**THE TASK**
For this exercise, copy the records below exactly and exclude every image.

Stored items
++++++
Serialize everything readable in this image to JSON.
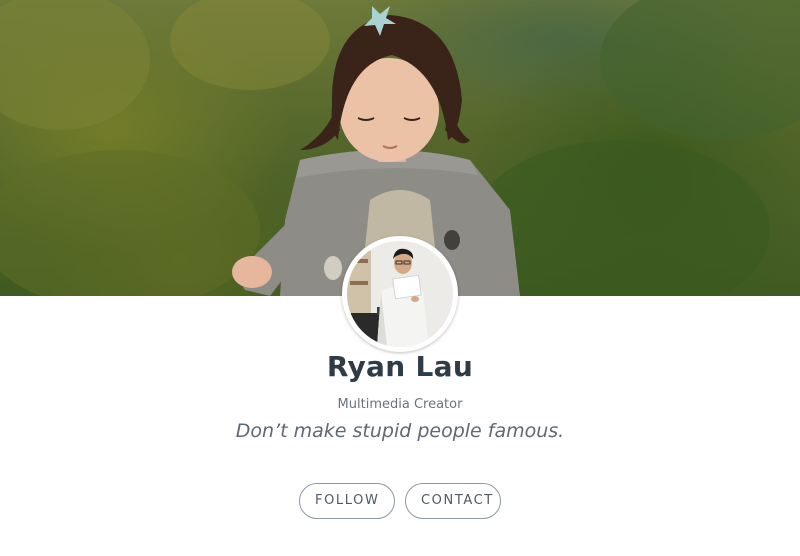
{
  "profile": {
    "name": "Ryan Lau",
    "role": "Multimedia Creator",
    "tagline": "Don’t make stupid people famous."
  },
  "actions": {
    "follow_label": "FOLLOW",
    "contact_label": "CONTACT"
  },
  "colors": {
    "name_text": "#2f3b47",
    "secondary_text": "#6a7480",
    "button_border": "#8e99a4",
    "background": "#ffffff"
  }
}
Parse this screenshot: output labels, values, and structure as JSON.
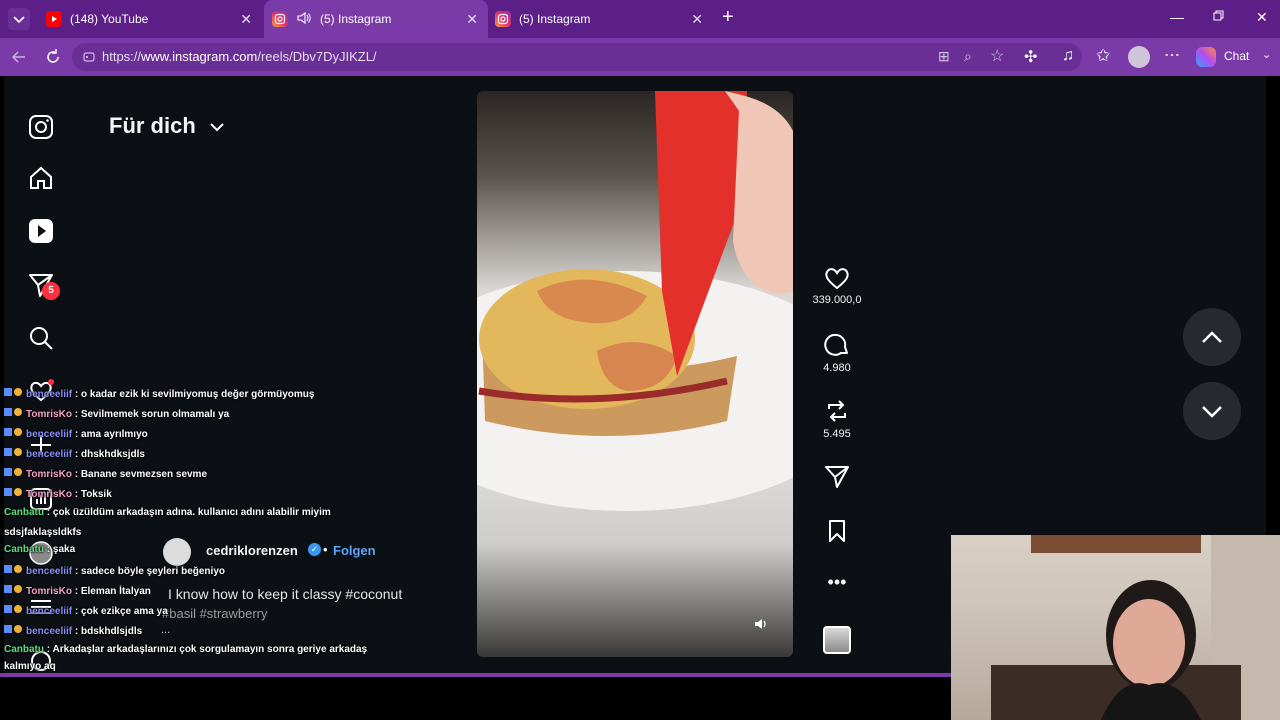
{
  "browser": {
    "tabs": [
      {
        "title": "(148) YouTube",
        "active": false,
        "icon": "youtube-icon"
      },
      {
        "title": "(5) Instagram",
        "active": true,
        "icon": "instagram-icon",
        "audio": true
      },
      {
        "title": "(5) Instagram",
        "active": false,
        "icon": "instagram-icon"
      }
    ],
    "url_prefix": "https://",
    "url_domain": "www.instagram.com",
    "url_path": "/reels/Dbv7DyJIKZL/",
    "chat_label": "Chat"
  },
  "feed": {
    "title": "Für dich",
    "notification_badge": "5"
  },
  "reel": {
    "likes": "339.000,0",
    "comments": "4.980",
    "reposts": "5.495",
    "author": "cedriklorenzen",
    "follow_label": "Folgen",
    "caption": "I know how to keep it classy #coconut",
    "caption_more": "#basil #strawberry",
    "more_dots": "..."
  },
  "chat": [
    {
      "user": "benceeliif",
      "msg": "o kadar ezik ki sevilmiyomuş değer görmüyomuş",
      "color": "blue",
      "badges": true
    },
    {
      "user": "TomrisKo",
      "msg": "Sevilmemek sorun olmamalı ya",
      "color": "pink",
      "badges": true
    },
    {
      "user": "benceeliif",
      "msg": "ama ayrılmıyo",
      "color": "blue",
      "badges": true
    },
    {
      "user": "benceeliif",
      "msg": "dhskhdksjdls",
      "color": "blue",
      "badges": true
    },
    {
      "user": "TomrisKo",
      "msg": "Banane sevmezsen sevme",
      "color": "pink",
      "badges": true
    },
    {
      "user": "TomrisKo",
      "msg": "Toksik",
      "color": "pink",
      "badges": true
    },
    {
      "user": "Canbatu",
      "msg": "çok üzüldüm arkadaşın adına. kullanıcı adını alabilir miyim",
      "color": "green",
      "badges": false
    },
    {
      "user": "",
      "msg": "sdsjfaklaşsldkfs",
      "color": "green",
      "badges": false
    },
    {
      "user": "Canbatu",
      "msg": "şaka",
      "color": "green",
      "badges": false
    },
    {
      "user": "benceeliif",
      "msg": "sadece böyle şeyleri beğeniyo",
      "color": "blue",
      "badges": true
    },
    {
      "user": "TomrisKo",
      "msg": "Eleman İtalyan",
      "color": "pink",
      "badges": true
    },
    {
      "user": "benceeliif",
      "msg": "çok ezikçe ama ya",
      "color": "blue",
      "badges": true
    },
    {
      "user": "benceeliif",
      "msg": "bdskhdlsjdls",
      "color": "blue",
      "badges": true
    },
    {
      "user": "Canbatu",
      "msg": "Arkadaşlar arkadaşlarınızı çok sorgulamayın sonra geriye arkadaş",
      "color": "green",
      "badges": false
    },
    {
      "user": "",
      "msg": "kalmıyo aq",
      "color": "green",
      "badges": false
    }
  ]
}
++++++
**ANSWER**
Serialize everything readable in this image to JSON.
{
  "profile": {
    "name": "Ryan Lau",
    "role": "Multimedia Creator",
    "tagline": "Don’t make stupid people famous."
  },
  "actions": {
    "follow_label": "FOLLOW",
    "contact_label": "CONTACT"
  },
  "colors": {
    "name_text": "#2f3b47",
    "secondary_text": "#6a7480",
    "button_border": "#8e99a4",
    "background": "#ffffff"
  }
}
Parse this screenshot: output labels, values, and structure as JSON.
{
  "browser": {
    "tabs": [
      {
        "title": "(148) YouTube",
        "active": false,
        "icon": "youtube-icon"
      },
      {
        "title": "(5) Instagram",
        "active": true,
        "icon": "instagram-icon",
        "audio": true
      },
      {
        "title": "(5) Instagram",
        "active": false,
        "icon": "instagram-icon"
      }
    ],
    "url_prefix": "https://",
    "url_domain": "www.instagram.com",
    "url_path": "/reels/Dbv7DyJIKZL/",
    "chat_label": "Chat"
  },
  "feed": {
    "title": "Für dich",
    "notification_badge": "5"
  },
  "reel": {
    "likes": "339.000,0",
    "comments": "4.980",
    "reposts": "5.495",
    "author": "cedriklorenzen",
    "follow_label": "Folgen",
    "caption": "I know how to keep it classy #coconut",
    "caption_more": "#basil #strawberry",
    "more_dots": "..."
  },
  "chat": [
    {
      "user": "benceeliif",
      "msg": "o kadar ezik ki sevilmiyomuş değer görmüyomuş",
      "color": "blue",
      "badges": true
    },
    {
      "user": "TomrisKo",
      "msg": "Sevilmemek sorun olmamalı ya",
      "color": "pink",
      "badges": true
    },
    {
      "user": "benceeliif",
      "msg": "ama ayrılmıyo",
      "color": "blue",
      "badges": true
    },
    {
      "user": "benceeliif",
      "msg": "dhskhdksjdls",
      "color": "blue",
      "badges": true
    },
    {
      "user": "TomrisKo",
      "msg": "Banane sevmezsen sevme",
      "color": "pink",
      "badges": true
    },
    {
      "user": "TomrisKo",
      "msg": "Toksik",
      "color": "pink",
      "badges": true
    },
    {
      "user": "Canbatu",
      "msg": "çok üzüldüm arkadaşın adına. kullanıcı adını alabilir miyim",
      "color": "green",
      "badges": false
    },
    {
      "user": "",
      "msg": "sdsjfaklaşsldkfs",
      "color": "green",
      "badges": false
    },
    {
      "user": "Canbatu",
      "msg": "şaka",
      "color": "green",
      "badges": false
    },
    {
      "user": "benceeliif",
      "msg": "sadece böyle şeyleri beğeniyo",
      "color": "blue",
      "badges": true
    },
    {
      "user": "TomrisKo",
      "msg": "Eleman İtalyan",
      "color": "pink",
      "badges": true
    },
    {
      "user": "benceeliif",
      "msg": "çok ezikçe ama ya",
      "color": "blue",
      "badges": true
    },
    {
      "user": "benceeliif",
      "msg": "bdskhdlsjdls",
      "color": "blue",
      "badges": true
    },
    {
      "user": "Canbatu",
      "msg": "Arkadaşlar arkadaşlarınızı çok sorgulamayın sonra geriye arkadaş",
      "color": "green",
      "badges": false
    },
    {
      "user": "",
      "msg": "kalmıyo aq",
      "color": "green",
      "badges": false
    }
  ]
}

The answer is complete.